#### DESCRIPTION OF THE TASK
For every line in the entries that contains "true", show the whole line.

═════ EXTRACTED MATERIAL ═════

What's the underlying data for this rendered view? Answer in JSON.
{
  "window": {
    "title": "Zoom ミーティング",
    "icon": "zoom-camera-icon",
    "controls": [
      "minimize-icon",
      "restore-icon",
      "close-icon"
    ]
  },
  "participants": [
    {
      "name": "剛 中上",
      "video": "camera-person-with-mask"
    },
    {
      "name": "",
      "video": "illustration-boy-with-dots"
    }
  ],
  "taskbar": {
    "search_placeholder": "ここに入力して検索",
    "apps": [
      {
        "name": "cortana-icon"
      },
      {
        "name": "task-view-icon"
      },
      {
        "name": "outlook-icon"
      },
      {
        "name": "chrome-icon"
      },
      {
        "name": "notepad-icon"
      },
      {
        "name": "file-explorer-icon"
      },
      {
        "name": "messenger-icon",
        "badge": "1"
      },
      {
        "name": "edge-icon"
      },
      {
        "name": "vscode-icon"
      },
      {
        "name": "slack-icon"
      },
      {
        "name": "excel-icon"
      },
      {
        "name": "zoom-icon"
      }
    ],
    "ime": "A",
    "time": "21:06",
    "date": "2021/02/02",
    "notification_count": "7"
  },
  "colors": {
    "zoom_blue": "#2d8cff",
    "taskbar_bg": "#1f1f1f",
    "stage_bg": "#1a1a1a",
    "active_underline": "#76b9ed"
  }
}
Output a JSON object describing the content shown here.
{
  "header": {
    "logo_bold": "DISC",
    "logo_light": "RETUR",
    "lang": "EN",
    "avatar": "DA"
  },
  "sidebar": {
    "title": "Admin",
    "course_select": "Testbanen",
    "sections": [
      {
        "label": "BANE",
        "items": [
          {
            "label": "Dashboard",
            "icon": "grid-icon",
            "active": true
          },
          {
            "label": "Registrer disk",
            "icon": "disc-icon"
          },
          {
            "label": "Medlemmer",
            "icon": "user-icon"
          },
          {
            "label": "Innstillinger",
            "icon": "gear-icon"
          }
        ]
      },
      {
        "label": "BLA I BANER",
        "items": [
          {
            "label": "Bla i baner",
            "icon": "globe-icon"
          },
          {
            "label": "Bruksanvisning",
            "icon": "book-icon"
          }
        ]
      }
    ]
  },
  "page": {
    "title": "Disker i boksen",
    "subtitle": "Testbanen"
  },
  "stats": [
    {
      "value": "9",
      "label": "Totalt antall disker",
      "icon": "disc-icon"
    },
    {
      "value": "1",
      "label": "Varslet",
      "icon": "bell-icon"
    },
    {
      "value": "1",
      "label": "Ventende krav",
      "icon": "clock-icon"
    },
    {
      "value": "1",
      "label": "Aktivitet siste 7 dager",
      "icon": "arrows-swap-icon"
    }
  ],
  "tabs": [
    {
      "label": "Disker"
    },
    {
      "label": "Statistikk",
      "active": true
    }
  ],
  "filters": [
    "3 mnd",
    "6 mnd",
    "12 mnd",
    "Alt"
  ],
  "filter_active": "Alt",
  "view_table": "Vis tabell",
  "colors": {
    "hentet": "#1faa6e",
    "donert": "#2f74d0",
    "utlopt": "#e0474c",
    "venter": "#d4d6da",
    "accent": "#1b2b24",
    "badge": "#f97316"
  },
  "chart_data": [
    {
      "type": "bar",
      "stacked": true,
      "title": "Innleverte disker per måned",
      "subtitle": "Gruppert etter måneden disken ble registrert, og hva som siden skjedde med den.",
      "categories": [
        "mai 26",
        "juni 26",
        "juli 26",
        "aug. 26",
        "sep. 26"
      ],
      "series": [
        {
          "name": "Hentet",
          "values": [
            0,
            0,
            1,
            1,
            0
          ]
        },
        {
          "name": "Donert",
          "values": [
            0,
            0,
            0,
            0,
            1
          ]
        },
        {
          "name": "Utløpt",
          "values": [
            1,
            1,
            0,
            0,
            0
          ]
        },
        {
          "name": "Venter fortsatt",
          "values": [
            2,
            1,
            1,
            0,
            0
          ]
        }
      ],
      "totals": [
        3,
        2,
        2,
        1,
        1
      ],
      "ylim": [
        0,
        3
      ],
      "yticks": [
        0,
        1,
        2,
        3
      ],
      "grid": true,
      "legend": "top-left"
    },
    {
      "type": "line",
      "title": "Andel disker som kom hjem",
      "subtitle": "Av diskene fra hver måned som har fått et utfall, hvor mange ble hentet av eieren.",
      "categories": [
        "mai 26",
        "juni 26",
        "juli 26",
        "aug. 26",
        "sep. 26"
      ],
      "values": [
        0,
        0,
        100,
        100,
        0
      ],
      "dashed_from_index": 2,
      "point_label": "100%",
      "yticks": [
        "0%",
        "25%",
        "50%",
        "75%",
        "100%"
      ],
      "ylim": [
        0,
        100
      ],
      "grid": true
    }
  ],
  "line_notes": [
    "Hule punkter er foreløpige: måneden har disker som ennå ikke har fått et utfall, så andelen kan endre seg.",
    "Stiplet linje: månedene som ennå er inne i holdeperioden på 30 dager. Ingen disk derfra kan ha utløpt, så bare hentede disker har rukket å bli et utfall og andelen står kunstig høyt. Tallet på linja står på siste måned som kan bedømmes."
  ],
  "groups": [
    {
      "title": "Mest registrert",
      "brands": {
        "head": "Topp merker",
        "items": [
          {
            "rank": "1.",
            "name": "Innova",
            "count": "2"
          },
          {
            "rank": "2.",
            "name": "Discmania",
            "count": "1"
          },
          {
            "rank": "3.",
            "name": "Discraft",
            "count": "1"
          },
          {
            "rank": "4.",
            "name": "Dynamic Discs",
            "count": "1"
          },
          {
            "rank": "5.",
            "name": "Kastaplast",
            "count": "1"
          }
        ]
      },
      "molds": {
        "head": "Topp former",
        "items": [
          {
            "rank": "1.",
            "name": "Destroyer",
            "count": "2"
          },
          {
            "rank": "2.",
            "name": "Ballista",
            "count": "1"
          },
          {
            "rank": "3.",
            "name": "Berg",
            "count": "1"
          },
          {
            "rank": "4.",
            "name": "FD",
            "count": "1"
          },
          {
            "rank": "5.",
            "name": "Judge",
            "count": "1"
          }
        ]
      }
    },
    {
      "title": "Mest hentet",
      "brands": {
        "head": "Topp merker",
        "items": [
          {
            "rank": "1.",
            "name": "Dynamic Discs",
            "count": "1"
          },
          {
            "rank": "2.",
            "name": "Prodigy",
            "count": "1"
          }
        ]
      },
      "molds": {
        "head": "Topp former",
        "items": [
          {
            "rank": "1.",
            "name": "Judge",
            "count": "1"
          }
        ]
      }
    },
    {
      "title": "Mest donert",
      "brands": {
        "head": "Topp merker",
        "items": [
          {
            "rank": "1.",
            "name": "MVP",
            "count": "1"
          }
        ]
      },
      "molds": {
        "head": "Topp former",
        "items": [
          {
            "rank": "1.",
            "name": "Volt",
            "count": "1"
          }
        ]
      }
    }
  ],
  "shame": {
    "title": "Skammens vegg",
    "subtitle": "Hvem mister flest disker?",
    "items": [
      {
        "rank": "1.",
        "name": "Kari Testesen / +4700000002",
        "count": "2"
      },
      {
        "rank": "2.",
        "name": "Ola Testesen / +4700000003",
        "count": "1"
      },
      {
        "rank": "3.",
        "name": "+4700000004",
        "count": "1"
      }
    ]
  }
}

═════

#### ANSWER SECTION
            "active": true
      "active": true
      "stacked": true,
      "grid": true,
      "grid": true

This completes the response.